Adobe Premiere Pro has another feature called Synchronize, which is another straightforward method you can only use from the timeline. The difference here is that Synchronize won’t create a new merged clip in your Project panel; instead, every change will only occur in the active sequence.
If you want to use the same clip in different sequences, you must synchronize the clips on each timeline or create a merged clip after synchronizing.
Create a new sequence or choose an existing one and arrange your audio and video clip in the timeline. The audio must be on a separate track, one above the other and not the same track next to one another.
Select the arranged clips in the timeline, right-click on any of them, and choose Synchronize.

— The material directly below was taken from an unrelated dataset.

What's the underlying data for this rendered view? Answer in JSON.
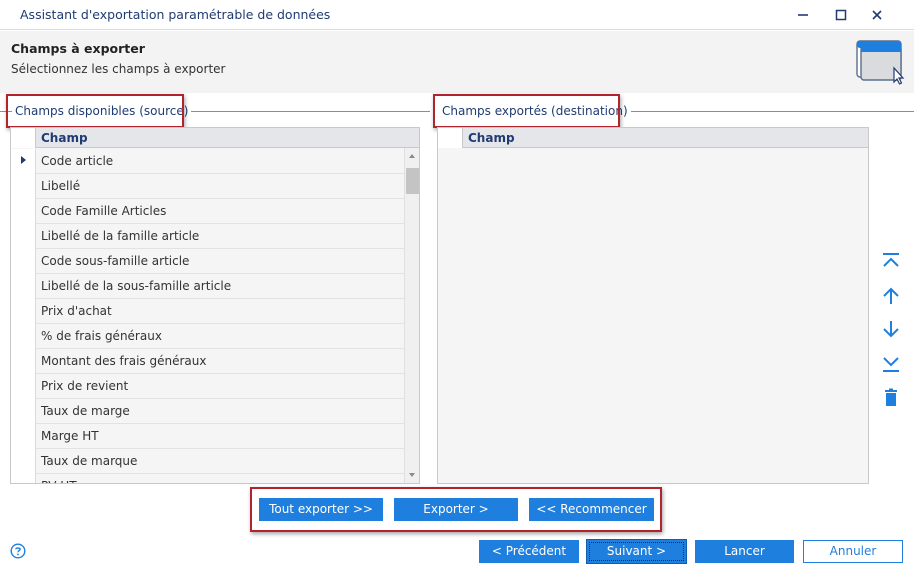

When the synchronize dialog box launches, you’ll need to choose a synchronizing point: based on the clip starts, the clip end, a timecode, a marker, or an audio track reference.
To have Premiere Pro automatically analyze both audio tracks and synchronize them, choose Audio and select the video clip track in Track Channel. Click OK to close the window.
You’ll notice how the clips will automatically align. You can tell by looking at the audio waveforms that they are synchronized.
To delete the reference audio clip from the video track, select it and press Delete or Backspace.
Link the clips, so they won’t separate if you move them across the timeline.
Select the clips in the timeline.
Right-click on them and choose Link from the dropdown menu.
Your audio and video clip will be linked, allowing them to re-arrange in the timeline.
Adobe Premiere Pro uses automated features to read and analyze the audio waveform and adjust it in the best possible way. However, even Premiere Pro sometimes makes mistakes, so the result might still be out of sync, and you’ll have to synchronize the clips manually in the timeline.
This method will also help you if a clapboard, clap, or other sound is not used during recording, and you’ll need to find another reference or visual cue to sync clips manually.
In the Timeline, stack the audio and video files on top of one another.
Zoom the timeline to expand the tracks and look at the audio waveforms with more detail.
Look for a spike in the audio waveform in both audio tracks. Listen to the audio to make sure it’s the same sound.
When you locate a good reference point, select the clip and hit the M key to create a marker. Do the same with the other clips.
Move the clips until they’re aligned with the markers you created in the previous step.
Play the clips and listen to ensure both audio clips are in sync with the video. It could take a while to find the perfect spot.
You can add multiple markers if you find different spikes that coincide during the clip and try to align them all for better synchronization.
Select the reference track and delete it to keep your timeline in order. Remember to link your synchronized clips when you’re done to avoid losing your work.
Since it’s possible to have multiple audio files for a single video clip, Premiere Pro allows you to merge up to 16 soundtracks in any combination of mono, stereo, and 5.1 audio. Considering a single mono clip equals one track, stereo audio includes two tracks per clip, and surround 5.1 contain six tracks.
To merge multiple clips, select all the clips that belong to the video clip you want to sync sounds with and arrange them in the timeline. Remember, you can only have one video clip with multiple audio tracks. If you need to sync several video files, you’ll need to synchronize each video individually.
The process is the same: select all the tracks, choose Merge Clips or Synchronize from either the Clip menu or by right-clicking, pick Audio as a Synchronization point, and select the reference track.
Be careful when selecting the reference track. Listen to all tracks in the timeline and identify your reference track from the moment you arrange them in the timeline.
With automated features, Adobe Premiere Pro allows you to synchronize clips quickly and efficiently. To make things easier for future recordings, always remember to have clear and loud audio recordings and a visual cue to use as a sync point when syncing the mic and camera audio.